The major distinction to keep in mind here is that in Christian theology there are really two churches. One is the ideal church which is the Christian community as it follows and embodies divine will, and the second is the church as a fallible human institution. The difference between the two is original sin, which ensures that all human acts and institutions are by their nature flawed. Thus, when Dante criticizes the Church, he is not being a radical opponent of the Church or anti-Christian, but rather participating in a traditional theological exercise of showing how the human Church necessarily fails to live up to its divine ideals due to human fallibility. The critique is not of the Church per se, but of the flawed humans who err in embodying a divine institution due to the inherently fallen nature of humanity. He thus condemns members of the clergy who do not live up to the ideals of the Church and Bible. This is exemplified by his dressing hypocrites in garb similar to that of Benedictine monks whose luxurious lifestyle was in direct opposition to their vows.

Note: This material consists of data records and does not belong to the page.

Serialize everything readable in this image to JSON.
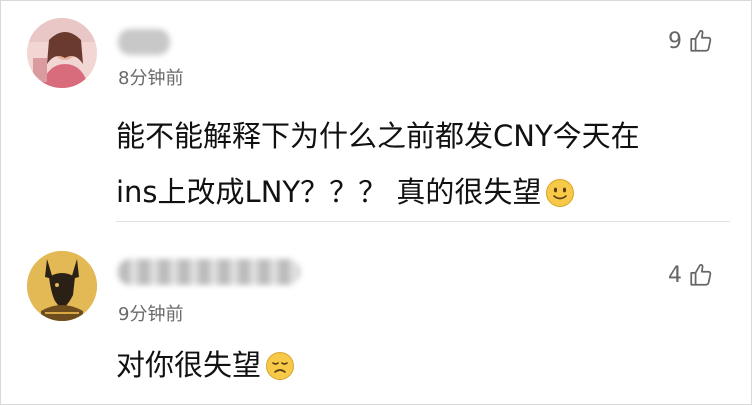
{
  "comments": [
    {
      "time": "8分钟前",
      "likes": "9",
      "line1": "能不能解释下为什么之前都发CNY今天在",
      "line2": "ins上改成LNY？？？ 真的很失望",
      "emoji": "smile-emoji"
    },
    {
      "time": "9分钟前",
      "likes": "4",
      "line1": "对你很失望",
      "emoji": "sad-emoji"
    }
  ],
  "icons": {
    "like": "thumbs-up-outline-icon"
  },
  "colors": {
    "text": "#111111",
    "meta": "#6a6a6a",
    "emoji": "#f7c948",
    "divider": "#e2e2e2"
  }
}
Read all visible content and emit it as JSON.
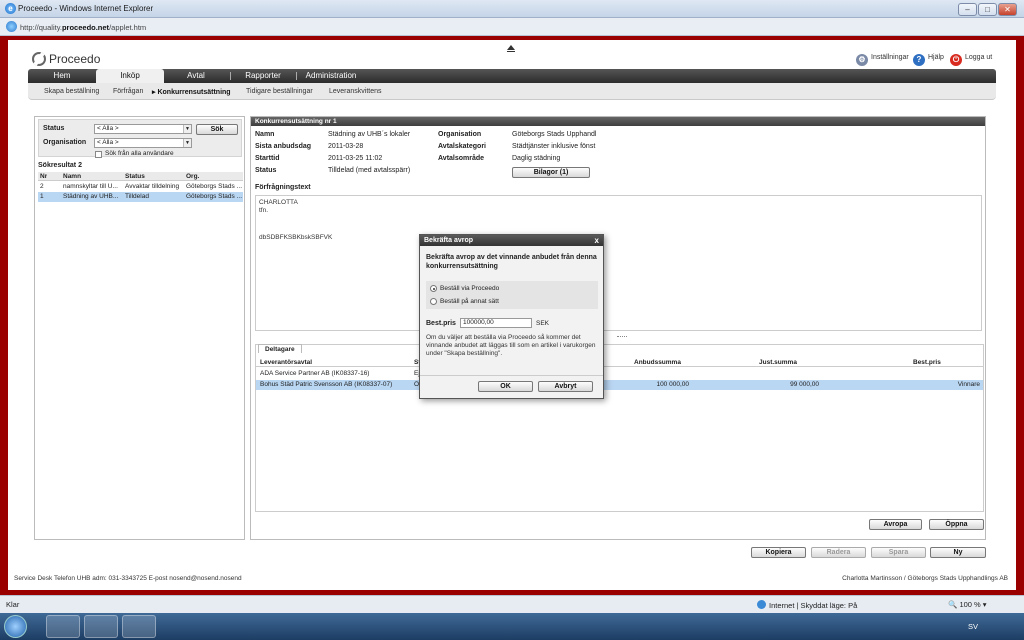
{
  "browser": {
    "title": "Proceedo - Windows Internet Explorer",
    "url_prefix": "http://quality.",
    "url_domain": "proceedo.net",
    "url_suffix": "/applet.htm"
  },
  "app": {
    "logo_text": "Proceedo",
    "top_links": {
      "settings": "Inställningar",
      "help": "Hjälp",
      "logout": "Logga ut"
    },
    "nav": [
      "Hem",
      "Inköp",
      "Avtal",
      "Rapporter",
      "Administration"
    ],
    "active_nav": "Inköp",
    "subnav": [
      "Skapa beställning",
      "Förfrågan",
      "Konkurrensutsättning",
      "Tidigare beställningar",
      "Leveranskvittens"
    ],
    "active_subnav": "Konkurrensutsättning"
  },
  "search": {
    "status_label": "Status",
    "status_value": "< Alla >",
    "org_label": "Organisation",
    "org_value": "< Alla >",
    "search_button": "Sök",
    "all_users_label": "Sök från alla användare",
    "result_title": "Sökresultat 2",
    "columns": [
      "Nr",
      "Namn",
      "Status",
      "Org."
    ],
    "rows": [
      {
        "nr": "2",
        "namn": "namnskyltar till U...",
        "status": "Avvaktar tilldelning",
        "org": "Göteborgs Stads ..."
      },
      {
        "nr": "1",
        "namn": "Städning av UHB...",
        "status": "Tilldelad",
        "org": "Göteborgs Stads ..."
      }
    ]
  },
  "detail": {
    "header": "Konkurrensutsättning nr 1",
    "fields_left": [
      {
        "label": "Namn",
        "value": "Städning av UHB´s lokaler"
      },
      {
        "label": "Sista anbudsdag",
        "value": "2011-03-28"
      },
      {
        "label": "Starttid",
        "value": "2011-03-25 11:02"
      },
      {
        "label": "Status",
        "value": "Tilldelad (med avtalsspärr)"
      }
    ],
    "fields_right": [
      {
        "label": "Organisation",
        "value": "Göteborgs Stads Upphandl"
      },
      {
        "label": "Avtalskategori",
        "value": "Städtjänster inklusive fönst"
      },
      {
        "label": "Avtalsområde",
        "value": "Daglig städning"
      }
    ],
    "attachments_button": "Bilagor (1)",
    "request_text_label": "Förfrågningstext",
    "request_text_lines": [
      "CHARLOTTA",
      "tfn.",
      "dbSDBFKSBKbskSBFVK"
    ],
    "participants_tab": "Deltagare",
    "participants_columns": [
      "Leverantörsavtal",
      "St",
      "Anbudssumma",
      "Just.summa",
      "Best.pris"
    ],
    "participants": [
      {
        "supplier": "ADA Service Partner AB (IK08337-16)",
        "status": "Ej",
        "bid": "",
        "adjusted": "",
        "order_price": ""
      },
      {
        "supplier": "Bohus Städ Patric Svensson AB (IK08337-07)",
        "status": "Öp",
        "bid": "100 000,00",
        "adjusted": "99 000,00",
        "order_price": "Vinnare"
      }
    ],
    "actions": {
      "avropa": "Avropa",
      "oppna": "Öppna",
      "kopiera": "Kopiera",
      "radera": "Radera",
      "spara": "Spara",
      "ny": "Ny"
    }
  },
  "modal": {
    "title": "Bekräfta avrop",
    "close": "x",
    "question": "Bekräfta avrop av det vinnande anbudet från denna konkurrensutsättning",
    "option1": "Beställ via Proceedo",
    "option2": "Beställ på annat sätt",
    "price_label": "Best.pris",
    "price_value": "100000,00",
    "currency": "SEK",
    "info": "Om du väljer att beställa via Proceedo så kommer det vinnande anbudet att läggas till som en artikel i varukorgen under \"Skapa beställning\".",
    "ok": "OK",
    "cancel": "Avbryt"
  },
  "footer": {
    "left": "Service Desk Telefon UHB adm: 031-3343725   E-post nosend@nosend.nosend",
    "right": "Charlotta Martinsson / Göteborgs Stads Upphandlings AB"
  },
  "statusbar": {
    "left": "Klar",
    "zone": "Internet | Skyddat läge: På",
    "zoom": "100 %"
  },
  "taskbar": {
    "lang": "SV"
  }
}
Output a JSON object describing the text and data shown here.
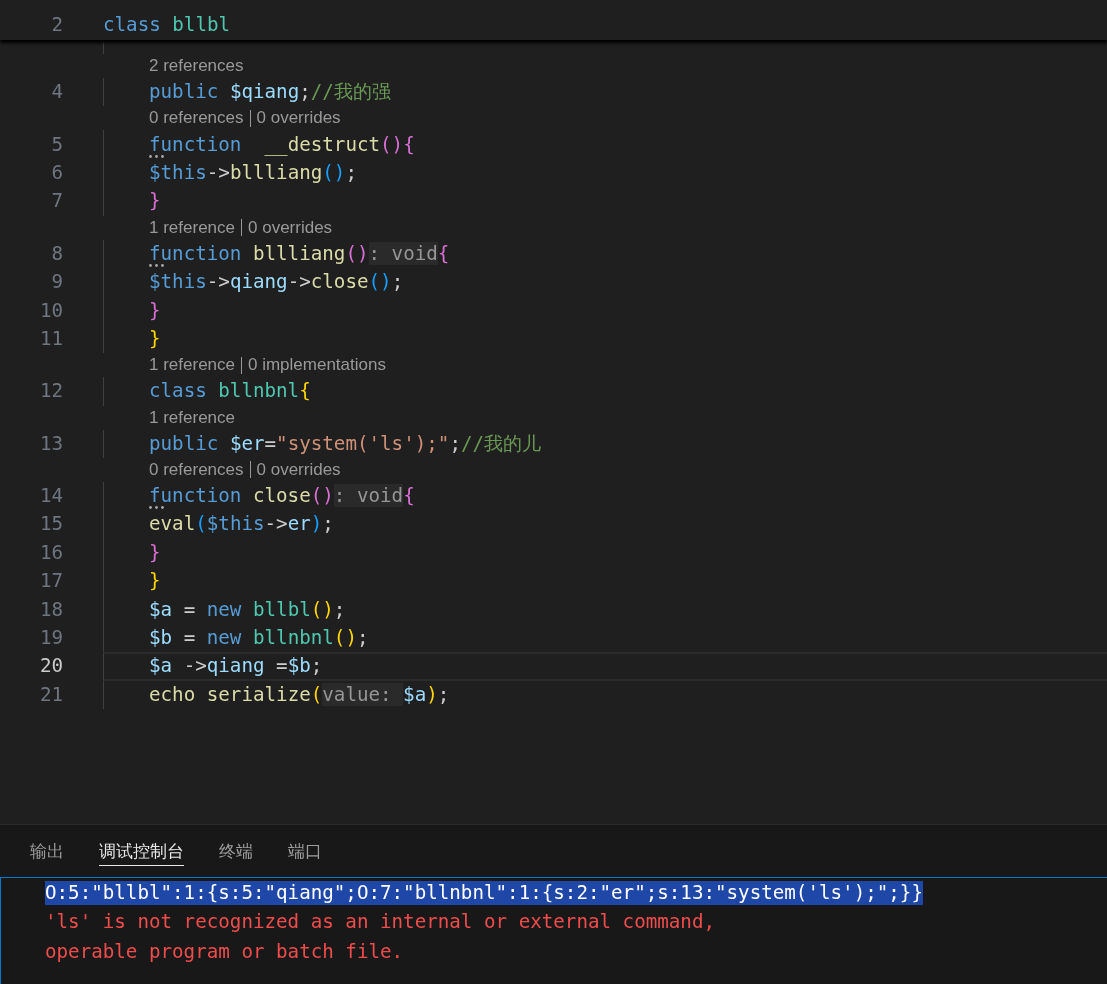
{
  "sticky_scroll": {
    "line_number": "2",
    "tokens": [
      {
        "text": "class ",
        "kind": "kw"
      },
      {
        "text": "bllbl",
        "kind": "type"
      }
    ]
  },
  "editor": {
    "lines": [
      {
        "kind": "lens",
        "links": [
          "2 references"
        ]
      },
      {
        "kind": "code",
        "number": "4",
        "current": false,
        "dots": false,
        "tokens": [
          {
            "text": "public ",
            "kind": "kw"
          },
          {
            "text": "$qiang",
            "kind": "var"
          },
          {
            "text": ";",
            "kind": "punct"
          },
          {
            "text": "//我的强",
            "kind": "comment"
          }
        ]
      },
      {
        "kind": "lens",
        "links": [
          "0 references",
          "0 overrides"
        ]
      },
      {
        "kind": "code",
        "number": "5",
        "current": false,
        "dots": true,
        "tokens": [
          {
            "text": "function  ",
            "kind": "kw"
          },
          {
            "text": "__destruct",
            "kind": "fn"
          },
          {
            "text": "(){",
            "kind": "bracket2"
          }
        ]
      },
      {
        "kind": "code",
        "number": "6",
        "current": false,
        "dots": false,
        "tokens": [
          {
            "text": "$this",
            "kind": "kw"
          },
          {
            "text": "->",
            "kind": "punct"
          },
          {
            "text": "bllliang",
            "kind": "fn"
          },
          {
            "text": "()",
            "kind": "bracket3"
          },
          {
            "text": ";",
            "kind": "punct"
          }
        ]
      },
      {
        "kind": "code",
        "number": "7",
        "current": false,
        "dots": false,
        "tokens": [
          {
            "text": "}",
            "kind": "bracket2"
          }
        ]
      },
      {
        "kind": "lens",
        "links": [
          "1 reference",
          "0 overrides"
        ]
      },
      {
        "kind": "code",
        "number": "8",
        "current": false,
        "dots": true,
        "tokens": [
          {
            "text": "function ",
            "kind": "kw"
          },
          {
            "text": "bllliang",
            "kind": "fn"
          },
          {
            "text": "()",
            "kind": "bracket2"
          },
          {
            "text": ": void",
            "kind": "typehint"
          },
          {
            "text": "{",
            "kind": "bracket2"
          }
        ]
      },
      {
        "kind": "code",
        "number": "9",
        "current": false,
        "dots": false,
        "tokens": [
          {
            "text": "$this",
            "kind": "kw"
          },
          {
            "text": "->",
            "kind": "punct"
          },
          {
            "text": "qiang",
            "kind": "var"
          },
          {
            "text": "->",
            "kind": "punct"
          },
          {
            "text": "close",
            "kind": "fn"
          },
          {
            "text": "()",
            "kind": "bracket3"
          },
          {
            "text": ";",
            "kind": "punct"
          }
        ]
      },
      {
        "kind": "code",
        "number": "10",
        "current": false,
        "dots": false,
        "tokens": [
          {
            "text": "}",
            "kind": "bracket2"
          }
        ]
      },
      {
        "kind": "code",
        "number": "11",
        "current": false,
        "dots": false,
        "tokens": [
          {
            "text": "}",
            "kind": "bracket1"
          }
        ]
      },
      {
        "kind": "lens",
        "links": [
          "1 reference",
          "0 implementations"
        ]
      },
      {
        "kind": "code",
        "number": "12",
        "current": false,
        "dots": false,
        "tokens": [
          {
            "text": "class ",
            "kind": "kw"
          },
          {
            "text": "bllnbnl",
            "kind": "type"
          },
          {
            "text": "{",
            "kind": "bracket1"
          }
        ]
      },
      {
        "kind": "lens",
        "links": [
          "1 reference"
        ]
      },
      {
        "kind": "code",
        "number": "13",
        "current": false,
        "dots": false,
        "tokens": [
          {
            "text": "public ",
            "kind": "kw"
          },
          {
            "text": "$er",
            "kind": "var"
          },
          {
            "text": "=",
            "kind": "punct"
          },
          {
            "text": "\"system('ls');\"",
            "kind": "str"
          },
          {
            "text": ";",
            "kind": "punct"
          },
          {
            "text": "//我的儿",
            "kind": "comment"
          }
        ]
      },
      {
        "kind": "lens",
        "links": [
          "0 references",
          "0 overrides"
        ]
      },
      {
        "kind": "code",
        "number": "14",
        "current": false,
        "dots": true,
        "tokens": [
          {
            "text": "function ",
            "kind": "kw"
          },
          {
            "text": "close",
            "kind": "fn"
          },
          {
            "text": "()",
            "kind": "bracket2"
          },
          {
            "text": ": void",
            "kind": "typehint"
          },
          {
            "text": "{",
            "kind": "bracket2"
          }
        ]
      },
      {
        "kind": "code",
        "number": "15",
        "current": false,
        "dots": false,
        "tokens": [
          {
            "text": "eval",
            "kind": "fn"
          },
          {
            "text": "(",
            "kind": "bracket3"
          },
          {
            "text": "$this",
            "kind": "kw"
          },
          {
            "text": "->",
            "kind": "punct"
          },
          {
            "text": "er",
            "kind": "var"
          },
          {
            "text": ")",
            "kind": "bracket3"
          },
          {
            "text": ";",
            "kind": "punct"
          }
        ]
      },
      {
        "kind": "code",
        "number": "16",
        "current": false,
        "dots": false,
        "tokens": [
          {
            "text": "}",
            "kind": "bracket2"
          }
        ]
      },
      {
        "kind": "code",
        "number": "17",
        "current": false,
        "dots": false,
        "tokens": [
          {
            "text": "}",
            "kind": "bracket1"
          }
        ]
      },
      {
        "kind": "code",
        "number": "18",
        "current": false,
        "dots": false,
        "tokens": [
          {
            "text": "$a",
            "kind": "var"
          },
          {
            "text": " = ",
            "kind": "punct"
          },
          {
            "text": "new ",
            "kind": "kw"
          },
          {
            "text": "bllbl",
            "kind": "type"
          },
          {
            "text": "()",
            "kind": "bracket1"
          },
          {
            "text": ";",
            "kind": "punct"
          }
        ]
      },
      {
        "kind": "code",
        "number": "19",
        "current": false,
        "dots": false,
        "tokens": [
          {
            "text": "$b",
            "kind": "var"
          },
          {
            "text": " = ",
            "kind": "punct"
          },
          {
            "text": "new ",
            "kind": "kw"
          },
          {
            "text": "bllnbnl",
            "kind": "type"
          },
          {
            "text": "()",
            "kind": "bracket1"
          },
          {
            "text": ";",
            "kind": "punct"
          }
        ]
      },
      {
        "kind": "code",
        "number": "20",
        "current": true,
        "dots": false,
        "tokens": [
          {
            "text": "$a",
            "kind": "var"
          },
          {
            "text": " ->",
            "kind": "punct"
          },
          {
            "text": "qiang",
            "kind": "var"
          },
          {
            "text": " =",
            "kind": "punct"
          },
          {
            "text": "$b",
            "kind": "var"
          },
          {
            "text": ";",
            "kind": "punct"
          }
        ]
      },
      {
        "kind": "code",
        "number": "21",
        "current": false,
        "dots": false,
        "tokens": [
          {
            "text": "echo ",
            "kind": "fn"
          },
          {
            "text": "serialize",
            "kind": "fn"
          },
          {
            "text": "(",
            "kind": "bracket1"
          },
          {
            "text": "value:",
            "kind": "paramhint"
          },
          {
            "text": "$a",
            "kind": "var"
          },
          {
            "text": ")",
            "kind": "bracket1"
          },
          {
            "text": ";",
            "kind": "punct"
          }
        ]
      }
    ]
  },
  "panel": {
    "tabs": [
      {
        "label": "输出",
        "selected": false
      },
      {
        "label": "调试控制台",
        "selected": true
      },
      {
        "label": "终端",
        "selected": false
      },
      {
        "label": "端口",
        "selected": false
      }
    ],
    "output": [
      {
        "kind": "result",
        "selected": true,
        "text": "O:5:\"bllbl\":1:{s:5:\"qiang\";O:7:\"bllnbnl\":1:{s:2:\"er\";s:13:\"system('ls');\";}}"
      },
      {
        "kind": "error",
        "selected": false,
        "text": "'ls' is not recognized as an internal or external command,"
      },
      {
        "kind": "error",
        "selected": false,
        "text": "operable program or batch file."
      }
    ]
  }
}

In Dante's period, the Church was notoriously corrupt and filled with scandals. One of the greatest objections Dante voices is that many of the clergy have fallen prey to the sin of avarice. Rather than living a life of poverty and renunciation, they live in great luxury. He also strongly condemns the practice of simony, the sale of church offices for money. He sees, quite accurately, that this leads to clergy who are not knowledgeable or pious; often the second and third sons of the wealthy purchase the office and then live luxuriously at the expense of the Church coffers (Inferno 19.1-4; 55-7; 106-11). He also displays some discomfort with the practice of selling indulgences.
Next, he objects to the interference of the Church in politics, believing that this lust for secular power corrupts the Church. Pope Nicholas is condemned to Hell for his territorial acquisitions as well as nepotism. Pope Clement V and the Avignon papacy are similarly condemned as examples of the Church seeking secular power.